How do you cope with change? This is an important question to ask yourself.  Are you passive? Are you accepting? Are you participating? Are you a fighter?

I’m just a problem-solver

When something surprising comes my way, I think to myself “What’s the worst that could happen?”. I think what I’d do in that case, and then become comfortable with my action plan.  By comfortable, I don’t mean I make myself like it. It just means I accept that its a possibility. From there, anything less severe than worst-case-scenario is… well BONUS! Plus, since I always really hate worst-case-scenario, I work hard to counteract everything I can that I want to avoid.

Forecaster or Backcaster?

Recently, a friend told me that my thought process is ‘backcasting’, and introduced me to the topic from a former IA Summit talk. Check out the backcasting presentation online on slideshare.

Basically, this means I work from an outcome — whether desired or avoidable — and work backwards towards mapping goals and actions from that possibility to now.

Being a Change Agent is hard!

Us human beings are weird. We want choice and freedom, but the lack of structure and stability can cause some major stress and odd reactions. Some people become unbalanced and fight just to be proven ‘right’ and to keep their ‘I’m important’ status, when all that matters is NEW understanding and growth. Solving problems is not for the faint of heart. You have to have an open mind, patience, and the fortitude to stick to your guns while still considering additional perspectives as well.

Pain brings people together

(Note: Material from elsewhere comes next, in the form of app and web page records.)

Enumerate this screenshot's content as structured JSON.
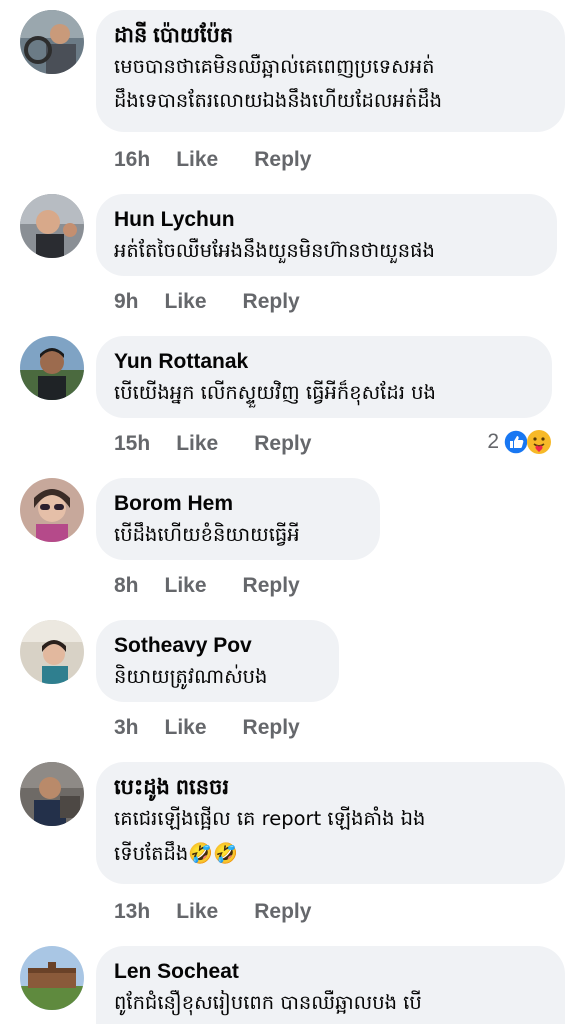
{
  "comments": [
    {
      "name": "ដានី ប៉ោយប៉ែត",
      "text": "មេចបានថាគេមិនឈឺឆ្អាល់គេពេញប្រទេសអត់\nដឹងទេបានតែរលោយឯងនឹងហើយដែលអត់ដឹង",
      "time": "16h",
      "like": "Like",
      "reply": "Reply"
    },
    {
      "name": "Hun Lychun",
      "text": "អត់តែចៃឈឺមអែងនឹងយួនមិនហ៊ានថាយួនផង",
      "time": "9h",
      "like": "Like",
      "reply": "Reply"
    },
    {
      "name": "Yun Rottanak",
      "text": "បើយើងអ្នក លើកស្ទួយវិញ ធ្វើអីក៏ខុសដែរ បង",
      "time": "15h",
      "like": "Like",
      "reply": "Reply",
      "reaction_count": "2"
    },
    {
      "name": "Borom Hem",
      "text": "បើដឹងហើយខំនិយាយធ្វើអី",
      "time": "8h",
      "like": "Like",
      "reply": "Reply"
    },
    {
      "name": "Sotheavy Pov",
      "text": "និយាយត្រូវណាស់បង",
      "time": "3h",
      "like": "Like",
      "reply": "Reply"
    },
    {
      "name": "បេះដូង ពនេចរ",
      "text": "គេជេរឡើងផ្អើល គេ report ឡើងគាំង ឯង\nទើបតែដឹង",
      "emoji": "🤣🤣",
      "time": "13h",
      "like": "Like",
      "reply": "Reply"
    },
    {
      "name": "Len Socheat",
      "text": "ពូកែជំនឿខុសរៀបពេក បានឈឺឆ្អាលបង បើ"
    }
  ],
  "colors": {
    "bubble": "#f0f2f5",
    "meta_text": "#65676b",
    "like_blue": "#1877f2",
    "care_yellow": "#f7b928"
  },
  "icons": {
    "reaction_1": "like-reaction-icon",
    "reaction_2": "care-reaction-icon"
  }
}
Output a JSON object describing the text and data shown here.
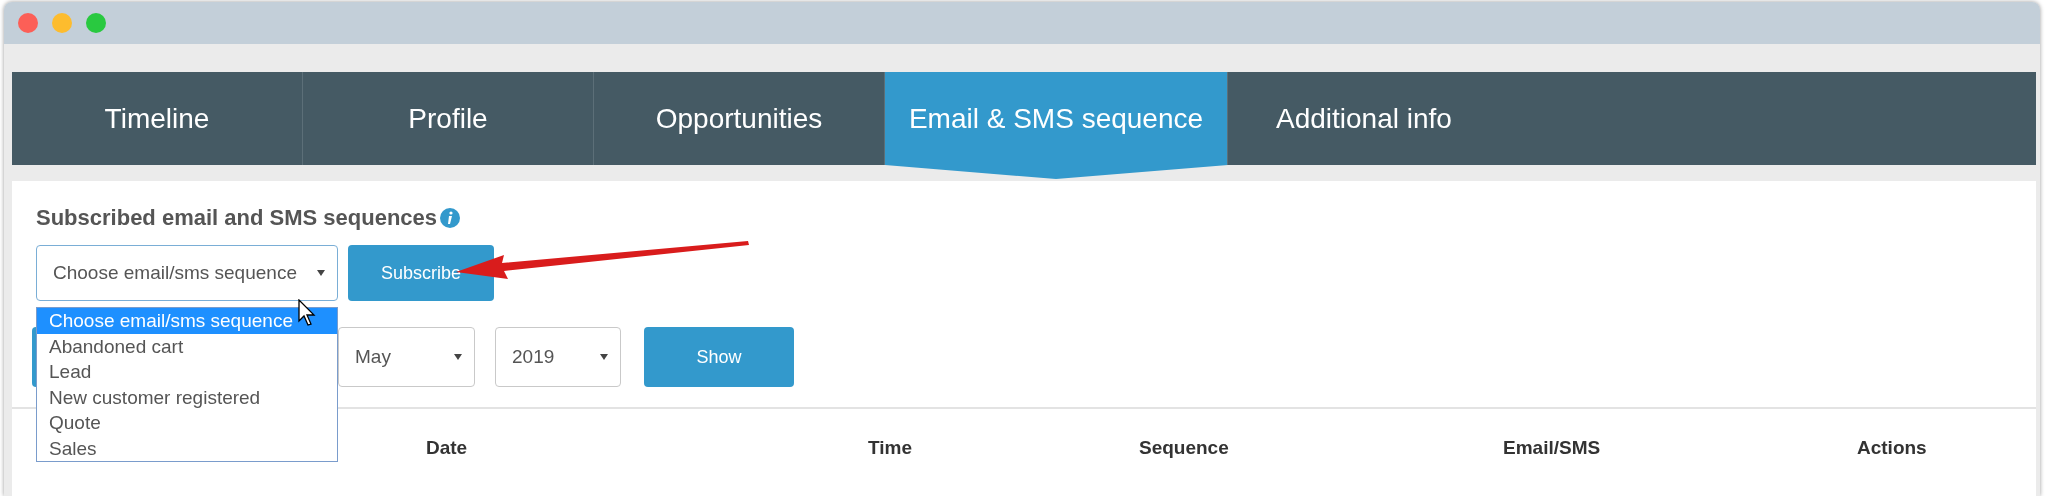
{
  "tabs": [
    {
      "label": "Timeline",
      "selected": false
    },
    {
      "label": "Profile",
      "selected": false
    },
    {
      "label": "Opportunities",
      "selected": false
    },
    {
      "label": "Email & SMS sequence",
      "selected": true
    },
    {
      "label": "Additional info",
      "selected": false
    }
  ],
  "section": {
    "title": "Subscribed email and SMS sequences"
  },
  "sequence_select": {
    "value": "Choose email/sms sequence",
    "expanded": true,
    "options": [
      {
        "label": "Choose email/sms sequence",
        "selected": true
      },
      {
        "label": "Abandoned cart",
        "selected": false
      },
      {
        "label": "Lead",
        "selected": false
      },
      {
        "label": "New customer registered",
        "selected": false
      },
      {
        "label": "Quote",
        "selected": false
      },
      {
        "label": "Sales",
        "selected": false
      }
    ]
  },
  "subscribe_button": "Subscribe",
  "filters": {
    "month": "May",
    "year": "2019",
    "show_button": "Show"
  },
  "table": {
    "columns": [
      "Date",
      "Time",
      "Sequence",
      "Email/SMS",
      "Actions"
    ]
  }
}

Change can be painful, frustrating, and confusing. It takes perseverence and realistic expectations to keep from getting discouraged along the way. Once people readjust to a new understanding, it becomes worth it. People get closer after being forced to go through an experience together. That’s why self help groups exist. It’s better when you know you are not in it alone.

The challenge for everyone now is that it’s not a matter of accepting change. Change is here with more to come whether we like it or not. It’s a matter of adapting. Roll with it!